My life is not important. Or remarkable. No great or interesting or memorable happenings or feats. As I look back, the most remarkable thing is the framing of my early life. A Baby Boomer, I was born at the opening of the post-war prosperity years, the 1950s, a time of hope and optimism and living the American dream. I came to my own during the turbulent 60s as the winds of change blew, with civil rights violence, Vietnam, the assassination of a president, and the first moon landing. College graduation and a wedding came in 1970. When I paste my young life on the pages of history and look at where I came from–TIME (50s, 60s) and PLACE (Mississippi Delta)–and what those early years were made of and the people and events my life nudged against, well, that is remarkable. And I want those who come after me, and of me, to know what it was like. Back then. That is why I write it down.
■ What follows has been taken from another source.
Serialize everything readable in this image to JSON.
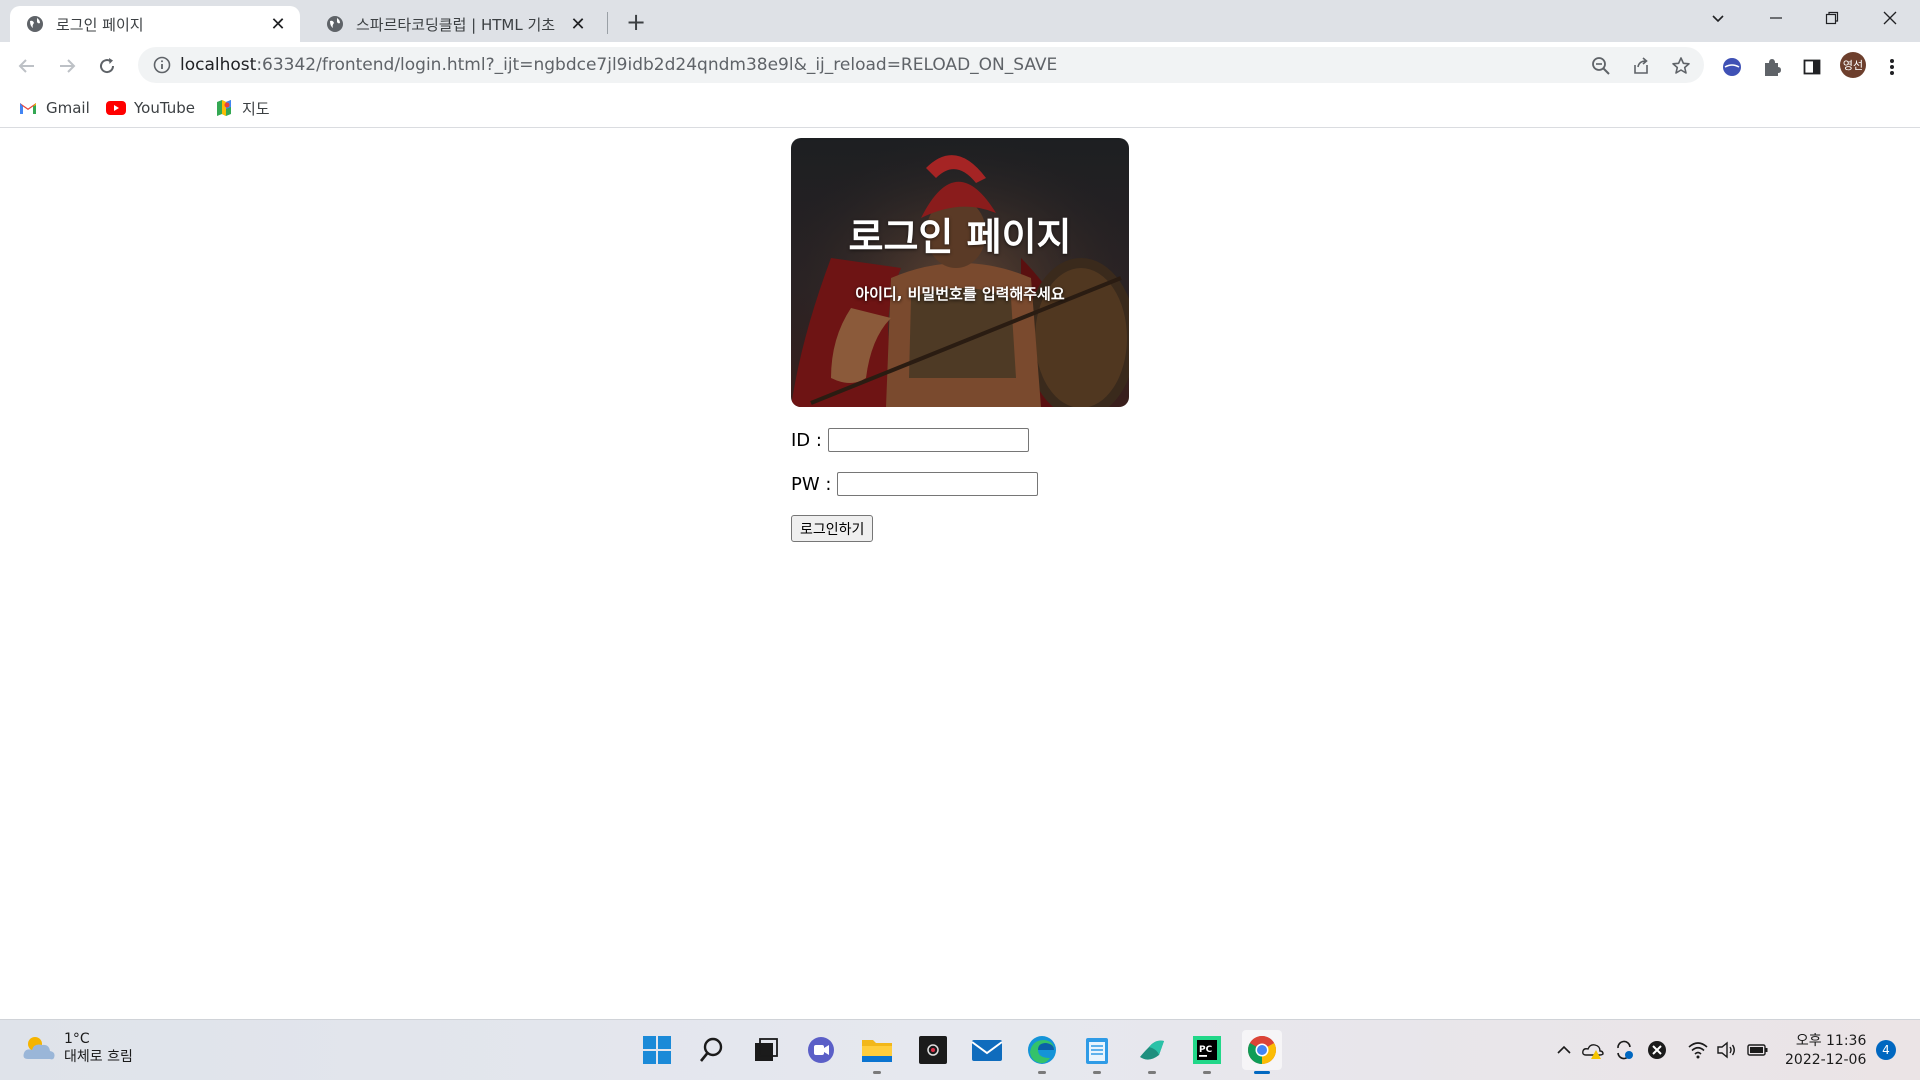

The Baby Doll House in Benoit, Mississippi, is being renovated! After a previous post [Oct. 27, 2007] about visiting the dilapidated and decaying old house, I got an email from Jane, whose family is from the small Delta hamlet on Highway 1 that follows the river. She says it is now privately owned and the restoration project is nearing completion. My friend Currie, from Toronto, now living in Nashville, saw it in Old House magazine last year and wanted to buy it. So did my sister, who lives in Memphis. Somebody hit paydirt! That old house has been lingering in the back of my mind until I decided to give it new life in my novel.
The house was brought to fame by the 1956 movie Baby Doll, based on a screenplay by Tennessee Williams. Baby Doll. “She’s nineteen. She makes her husband keep away–she won’t let the stranger go.” Baby Doll (Carroll Baker) is Archie’s (Karl Malden) wife in title only. They agreed to be married for one year without sex. Time’s about up, when a rival gin owner (Eli Wallach) comes into play. It’s two hours of seat-gripping sexual tension, even though Baby Doll’s constant tease of a laugh is annoying. Extremely erotic, it’s a steamy classic that still sizzles.
A lot of Benoit locals were recruited for the film. Jane’s great uncle was the town Marshall in the movie.
The movie brought to fame “baby doll” pajamas, or the shortie nightgown–a short, sleeveless, loose-fitting gown made of nylon or chiffon, with lace or ruffles and bows and ribbons. Some styles had matching bloomer-like panties. I grew up wearing them, but had no idea of the origin of the name.
The movie has a place in local history. In the book Reflections of Bolivar County, there’s a picture with a caption that says, “Mayor Jimmy Williams of Benoit outside his grocery and hardware store with movie stars Karl Malden and Carroll Baker, who were in town filming Baby Doll at the Burrus Home in 1956.”